◆ **Work instructions**
Repeat every entry word for word, but leave the images out of your copy.

◆ **Extracted records**
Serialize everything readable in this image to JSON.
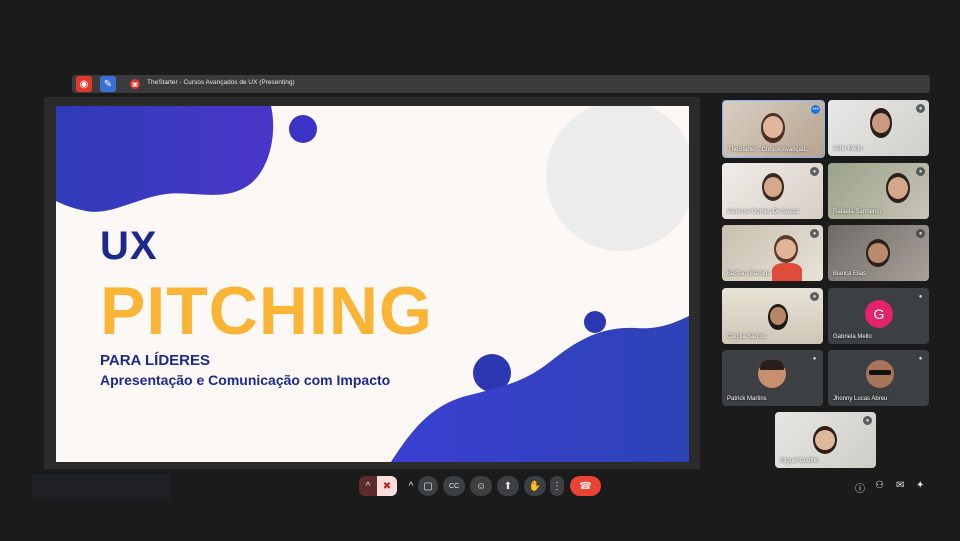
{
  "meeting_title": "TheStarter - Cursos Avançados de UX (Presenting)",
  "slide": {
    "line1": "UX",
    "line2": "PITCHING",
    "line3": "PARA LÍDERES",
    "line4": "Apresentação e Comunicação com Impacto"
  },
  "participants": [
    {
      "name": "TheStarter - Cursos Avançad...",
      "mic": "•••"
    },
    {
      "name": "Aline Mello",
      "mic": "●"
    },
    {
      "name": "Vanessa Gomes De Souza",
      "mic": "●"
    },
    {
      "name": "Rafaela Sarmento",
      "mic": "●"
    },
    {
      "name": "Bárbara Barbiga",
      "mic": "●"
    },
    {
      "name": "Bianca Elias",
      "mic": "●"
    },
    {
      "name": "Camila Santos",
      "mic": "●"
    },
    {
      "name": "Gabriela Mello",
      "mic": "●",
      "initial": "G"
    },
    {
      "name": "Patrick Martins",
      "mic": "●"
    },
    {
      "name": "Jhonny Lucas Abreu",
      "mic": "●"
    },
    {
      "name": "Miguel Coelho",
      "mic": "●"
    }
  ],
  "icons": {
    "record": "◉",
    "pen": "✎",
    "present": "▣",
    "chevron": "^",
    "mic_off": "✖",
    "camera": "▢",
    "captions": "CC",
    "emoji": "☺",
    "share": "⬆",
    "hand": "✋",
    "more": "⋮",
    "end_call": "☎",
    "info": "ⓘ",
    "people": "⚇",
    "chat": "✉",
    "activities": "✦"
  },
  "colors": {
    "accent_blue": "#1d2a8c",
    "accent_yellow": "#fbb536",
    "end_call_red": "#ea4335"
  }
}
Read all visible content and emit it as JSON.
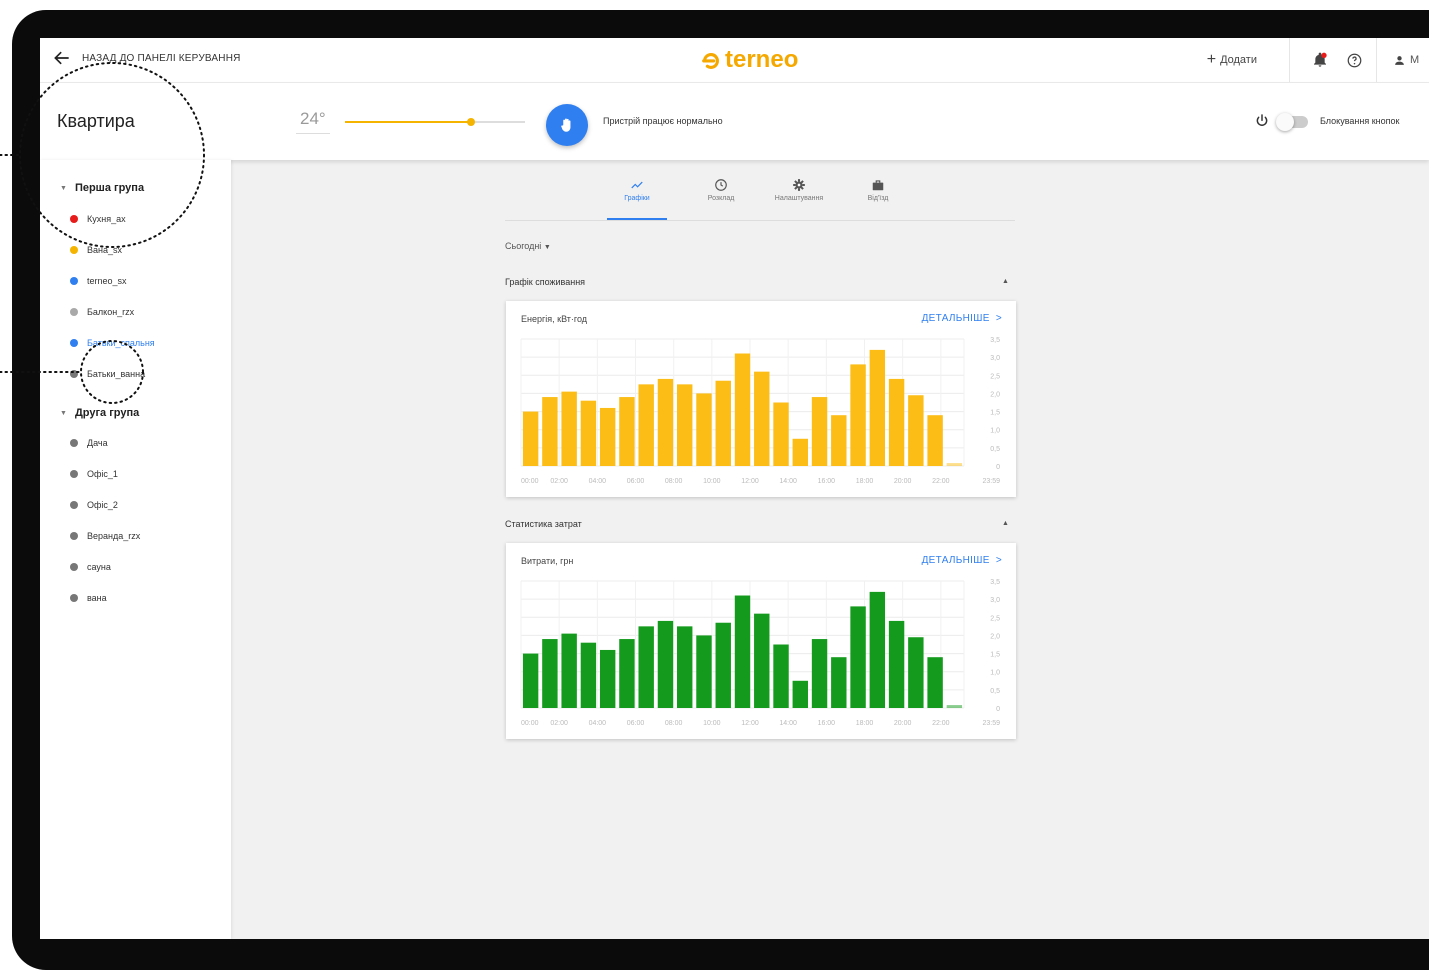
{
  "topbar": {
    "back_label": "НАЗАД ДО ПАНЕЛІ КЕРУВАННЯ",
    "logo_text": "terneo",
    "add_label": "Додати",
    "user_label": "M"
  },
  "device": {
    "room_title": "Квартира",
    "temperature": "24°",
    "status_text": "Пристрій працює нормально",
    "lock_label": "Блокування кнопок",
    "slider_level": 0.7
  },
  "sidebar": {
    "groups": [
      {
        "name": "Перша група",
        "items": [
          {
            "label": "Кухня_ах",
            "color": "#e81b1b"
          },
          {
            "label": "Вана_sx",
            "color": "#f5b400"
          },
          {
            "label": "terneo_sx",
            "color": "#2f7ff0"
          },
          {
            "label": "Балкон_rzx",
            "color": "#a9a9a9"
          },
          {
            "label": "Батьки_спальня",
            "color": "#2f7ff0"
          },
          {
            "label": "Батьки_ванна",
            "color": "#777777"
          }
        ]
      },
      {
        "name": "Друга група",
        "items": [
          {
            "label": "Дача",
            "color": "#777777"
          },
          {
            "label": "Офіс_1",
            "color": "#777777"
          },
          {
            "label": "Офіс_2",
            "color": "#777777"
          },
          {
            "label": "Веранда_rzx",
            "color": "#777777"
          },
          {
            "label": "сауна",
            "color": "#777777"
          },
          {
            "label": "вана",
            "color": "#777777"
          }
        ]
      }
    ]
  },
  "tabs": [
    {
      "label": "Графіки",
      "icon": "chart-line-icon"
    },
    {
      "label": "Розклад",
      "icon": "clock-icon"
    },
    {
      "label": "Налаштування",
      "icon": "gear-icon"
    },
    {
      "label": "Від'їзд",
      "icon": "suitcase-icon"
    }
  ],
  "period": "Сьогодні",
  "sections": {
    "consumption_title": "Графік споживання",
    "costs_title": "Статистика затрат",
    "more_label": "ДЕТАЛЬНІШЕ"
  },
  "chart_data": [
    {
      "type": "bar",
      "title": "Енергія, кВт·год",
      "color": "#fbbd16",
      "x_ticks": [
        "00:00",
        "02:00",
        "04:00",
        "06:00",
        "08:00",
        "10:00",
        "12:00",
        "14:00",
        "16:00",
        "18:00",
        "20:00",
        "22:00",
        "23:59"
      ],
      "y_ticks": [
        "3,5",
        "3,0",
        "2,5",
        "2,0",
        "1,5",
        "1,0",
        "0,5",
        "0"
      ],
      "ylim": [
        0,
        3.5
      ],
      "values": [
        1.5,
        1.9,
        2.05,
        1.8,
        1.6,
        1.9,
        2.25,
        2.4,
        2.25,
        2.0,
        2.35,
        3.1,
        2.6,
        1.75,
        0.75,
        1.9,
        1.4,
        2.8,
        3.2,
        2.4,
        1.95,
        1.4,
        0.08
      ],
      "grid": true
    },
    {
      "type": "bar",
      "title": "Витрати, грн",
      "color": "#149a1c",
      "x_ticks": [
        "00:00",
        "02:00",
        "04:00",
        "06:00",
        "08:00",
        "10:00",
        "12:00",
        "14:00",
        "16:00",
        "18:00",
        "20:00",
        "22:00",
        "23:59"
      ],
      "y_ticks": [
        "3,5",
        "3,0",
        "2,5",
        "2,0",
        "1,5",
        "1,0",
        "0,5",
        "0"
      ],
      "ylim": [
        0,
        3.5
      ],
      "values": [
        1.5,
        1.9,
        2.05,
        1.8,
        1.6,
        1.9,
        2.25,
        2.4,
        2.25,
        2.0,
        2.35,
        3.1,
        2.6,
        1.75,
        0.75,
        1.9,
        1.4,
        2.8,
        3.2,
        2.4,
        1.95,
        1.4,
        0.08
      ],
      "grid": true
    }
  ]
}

◆ **Response area**
Serialize everything readable in this image to JSON.
{
  "meeting_title": "TheStarter - Cursos Avançados de UX (Presenting)",
  "slide": {
    "line1": "UX",
    "line2": "PITCHING",
    "line3": "PARA LÍDERES",
    "line4": "Apresentação e Comunicação com Impacto"
  },
  "participants": [
    {
      "name": "TheStarter - Cursos Avançad...",
      "mic": "•••"
    },
    {
      "name": "Aline Mello",
      "mic": "●"
    },
    {
      "name": "Vanessa Gomes De Souza",
      "mic": "●"
    },
    {
      "name": "Rafaela Sarmento",
      "mic": "●"
    },
    {
      "name": "Bárbara Barbiga",
      "mic": "●"
    },
    {
      "name": "Bianca Elias",
      "mic": "●"
    },
    {
      "name": "Camila Santos",
      "mic": "●"
    },
    {
      "name": "Gabriela Mello",
      "mic": "●",
      "initial": "G"
    },
    {
      "name": "Patrick Martins",
      "mic": "●"
    },
    {
      "name": "Jhonny Lucas Abreu",
      "mic": "●"
    },
    {
      "name": "Miguel Coelho",
      "mic": "●"
    }
  ],
  "icons": {
    "record": "◉",
    "pen": "✎",
    "present": "▣",
    "chevron": "^",
    "mic_off": "✖",
    "camera": "▢",
    "captions": "CC",
    "emoji": "☺",
    "share": "⬆",
    "hand": "✋",
    "more": "⋮",
    "end_call": "☎",
    "info": "ⓘ",
    "people": "⚇",
    "chat": "✉",
    "activities": "✦"
  },
  "colors": {
    "accent_blue": "#1d2a8c",
    "accent_yellow": "#fbb536",
    "end_call_red": "#ea4335"
  }
}
Read all visible content and emit it as JSON.
{
  "topbar": {
    "back_label": "НАЗАД ДО ПАНЕЛІ КЕРУВАННЯ",
    "logo_text": "terneo",
    "add_label": "Додати",
    "user_label": "M"
  },
  "device": {
    "room_title": "Квартира",
    "temperature": "24°",
    "status_text": "Пристрій працює нормально",
    "lock_label": "Блокування кнопок",
    "slider_level": 0.7
  },
  "sidebar": {
    "groups": [
      {
        "name": "Перша група",
        "items": [
          {
            "label": "Кухня_ах",
            "color": "#e81b1b"
          },
          {
            "label": "Вана_sx",
            "color": "#f5b400"
          },
          {
            "label": "terneo_sx",
            "color": "#2f7ff0"
          },
          {
            "label": "Балкон_rzx",
            "color": "#a9a9a9"
          },
          {
            "label": "Батьки_спальня",
            "color": "#2f7ff0"
          },
          {
            "label": "Батьки_ванна",
            "color": "#777777"
          }
        ]
      },
      {
        "name": "Друга група",
        "items": [
          {
            "label": "Дача",
            "color": "#777777"
          },
          {
            "label": "Офіс_1",
            "color": "#777777"
          },
          {
            "label": "Офіс_2",
            "color": "#777777"
          },
          {
            "label": "Веранда_rzx",
            "color": "#777777"
          },
          {
            "label": "сауна",
            "color": "#777777"
          },
          {
            "label": "вана",
            "color": "#777777"
          }
        ]
      }
    ]
  },
  "tabs": [
    {
      "label": "Графіки",
      "icon": "chart-line-icon"
    },
    {
      "label": "Розклад",
      "icon": "clock-icon"
    },
    {
      "label": "Налаштування",
      "icon": "gear-icon"
    },
    {
      "label": "Від'їзд",
      "icon": "suitcase-icon"
    }
  ],
  "period": "Сьогодні",
  "sections": {
    "consumption_title": "Графік споживання",
    "costs_title": "Статистика затрат",
    "more_label": "ДЕТАЛЬНІШЕ"
  },
  "chart_data": [
    {
      "type": "bar",
      "title": "Енергія, кВт·год",
      "color": "#fbbd16",
      "x_ticks": [
        "00:00",
        "02:00",
        "04:00",
        "06:00",
        "08:00",
        "10:00",
        "12:00",
        "14:00",
        "16:00",
        "18:00",
        "20:00",
        "22:00",
        "23:59"
      ],
      "y_ticks": [
        "3,5",
        "3,0",
        "2,5",
        "2,0",
        "1,5",
        "1,0",
        "0,5",
        "0"
      ],
      "ylim": [
        0,
        3.5
      ],
      "values": [
        1.5,
        1.9,
        2.05,
        1.8,
        1.6,
        1.9,
        2.25,
        2.4,
        2.25,
        2.0,
        2.35,
        3.1,
        2.6,
        1.75,
        0.75,
        1.9,
        1.4,
        2.8,
        3.2,
        2.4,
        1.95,
        1.4,
        0.08
      ],
      "grid": true
    },
    {
      "type": "bar",
      "title": "Витрати, грн",
      "color": "#149a1c",
      "x_ticks": [
        "00:00",
        "02:00",
        "04:00",
        "06:00",
        "08:00",
        "10:00",
        "12:00",
        "14:00",
        "16:00",
        "18:00",
        "20:00",
        "22:00",
        "23:59"
      ],
      "y_ticks": [
        "3,5",
        "3,0",
        "2,5",
        "2,0",
        "1,5",
        "1,0",
        "0,5",
        "0"
      ],
      "ylim": [
        0,
        3.5
      ],
      "values": [
        1.5,
        1.9,
        2.05,
        1.8,
        1.6,
        1.9,
        2.25,
        2.4,
        2.25,
        2.0,
        2.35,
        3.1,
        2.6,
        1.75,
        0.75,
        1.9,
        1.4,
        2.8,
        3.2,
        2.4,
        1.95,
        1.4,
        0.08
      ],
      "grid": true
    }
  ]
}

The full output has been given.